There’s never a good time to be stung by a scammer but with money tight for all of us at Christmas it’s more important than ever to be vigilant.
Luckily, there are some simple things we can do to make it harder for the scammers to take our cash.
It’s been said before, but if something seems too good to be true then it almost certainly is. Being contacted out of the blue should also raise a red flag.
One of the most common scams out there is called phishing. That’s when we receive emails claiming to be from well-known organisations like banks or retailers trying to get hold of our personal details.
We should never reply to any email claiming to be from our bank – even if it looks genuine. Rather, we should avoid clicking on any links and just delete the email. We can always contact the bank ourselves to double check if it was legit.
Remember, no genuine bank will ever ask for our account details over email.
Last-minute Christmas shopping can make us less vigilant and easier to target, according to Action Fraud.

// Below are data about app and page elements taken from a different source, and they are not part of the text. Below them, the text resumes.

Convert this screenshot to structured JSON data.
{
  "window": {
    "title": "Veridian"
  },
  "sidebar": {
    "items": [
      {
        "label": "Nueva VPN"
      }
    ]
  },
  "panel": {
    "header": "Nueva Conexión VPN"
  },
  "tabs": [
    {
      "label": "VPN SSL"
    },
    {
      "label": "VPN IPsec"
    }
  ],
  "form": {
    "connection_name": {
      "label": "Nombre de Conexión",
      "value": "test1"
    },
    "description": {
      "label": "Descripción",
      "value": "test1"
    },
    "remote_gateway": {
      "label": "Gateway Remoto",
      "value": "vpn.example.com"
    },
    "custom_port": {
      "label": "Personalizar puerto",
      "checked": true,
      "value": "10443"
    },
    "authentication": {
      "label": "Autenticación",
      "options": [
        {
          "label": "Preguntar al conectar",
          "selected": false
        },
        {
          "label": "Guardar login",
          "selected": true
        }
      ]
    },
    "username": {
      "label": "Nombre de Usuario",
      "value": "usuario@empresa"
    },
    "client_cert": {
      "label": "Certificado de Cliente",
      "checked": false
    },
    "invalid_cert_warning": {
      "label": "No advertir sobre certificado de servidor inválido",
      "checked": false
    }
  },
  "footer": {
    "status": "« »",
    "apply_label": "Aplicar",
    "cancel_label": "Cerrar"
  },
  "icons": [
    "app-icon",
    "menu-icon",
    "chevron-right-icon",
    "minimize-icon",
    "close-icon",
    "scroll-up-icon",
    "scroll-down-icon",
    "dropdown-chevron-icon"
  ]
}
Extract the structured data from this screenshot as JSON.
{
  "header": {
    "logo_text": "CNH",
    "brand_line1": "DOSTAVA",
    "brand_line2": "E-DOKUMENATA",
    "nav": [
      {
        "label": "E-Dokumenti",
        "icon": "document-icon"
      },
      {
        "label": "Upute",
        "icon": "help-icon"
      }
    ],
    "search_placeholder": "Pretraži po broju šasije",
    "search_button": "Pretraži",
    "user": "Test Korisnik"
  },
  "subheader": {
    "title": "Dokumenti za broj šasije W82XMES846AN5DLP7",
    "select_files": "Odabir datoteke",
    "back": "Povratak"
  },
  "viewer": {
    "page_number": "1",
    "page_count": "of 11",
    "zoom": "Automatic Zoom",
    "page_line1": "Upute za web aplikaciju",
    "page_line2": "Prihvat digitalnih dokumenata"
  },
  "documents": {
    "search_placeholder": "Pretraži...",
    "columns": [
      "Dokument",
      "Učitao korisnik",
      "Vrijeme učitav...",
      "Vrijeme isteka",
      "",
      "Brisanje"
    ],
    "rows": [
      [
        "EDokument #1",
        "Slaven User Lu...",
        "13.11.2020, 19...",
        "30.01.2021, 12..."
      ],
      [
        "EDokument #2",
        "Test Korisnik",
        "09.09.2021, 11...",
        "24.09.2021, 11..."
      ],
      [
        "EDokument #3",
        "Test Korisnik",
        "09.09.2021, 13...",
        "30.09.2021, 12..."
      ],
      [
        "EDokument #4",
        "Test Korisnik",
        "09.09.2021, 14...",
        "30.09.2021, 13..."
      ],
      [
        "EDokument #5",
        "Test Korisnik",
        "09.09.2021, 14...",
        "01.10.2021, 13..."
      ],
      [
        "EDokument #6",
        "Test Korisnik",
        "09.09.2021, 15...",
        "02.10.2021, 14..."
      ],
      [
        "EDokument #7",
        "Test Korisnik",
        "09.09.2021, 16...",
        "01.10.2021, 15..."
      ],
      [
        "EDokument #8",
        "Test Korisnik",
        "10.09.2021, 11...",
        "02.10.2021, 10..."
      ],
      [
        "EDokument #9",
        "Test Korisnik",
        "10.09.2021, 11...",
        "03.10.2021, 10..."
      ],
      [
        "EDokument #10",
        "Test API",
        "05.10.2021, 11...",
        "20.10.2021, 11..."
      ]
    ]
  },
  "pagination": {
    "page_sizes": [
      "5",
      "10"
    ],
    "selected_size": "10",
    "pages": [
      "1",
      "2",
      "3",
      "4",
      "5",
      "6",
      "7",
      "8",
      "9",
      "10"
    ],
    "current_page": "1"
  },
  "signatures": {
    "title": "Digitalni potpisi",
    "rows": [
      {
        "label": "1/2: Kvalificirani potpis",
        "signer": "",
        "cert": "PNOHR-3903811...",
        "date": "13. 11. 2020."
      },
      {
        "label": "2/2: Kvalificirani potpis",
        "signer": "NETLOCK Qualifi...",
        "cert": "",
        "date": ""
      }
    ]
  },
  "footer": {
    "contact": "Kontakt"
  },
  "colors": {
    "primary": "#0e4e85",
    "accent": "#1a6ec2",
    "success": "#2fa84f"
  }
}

They advise using PayPal when buying on auction sites. We should never transfer cash to someone we don’t know.
A padlock in the website tool bar shows us the site’s secure. An ‘s’ on the end of the ‘http’ in the web address bar is another sign the site is safe for payments.
The most common purchase that turned out to be a scam was a mobile phone. Buyers said they were hooked in with bargain deals on popular models, but the phone never arrived.
Games consoles, computers and clothing were also among the scam offers reported to Action Fraud. So if we’re shopping for any of these we should be extra vigilant.
There are more tips on how to spot a scammer here.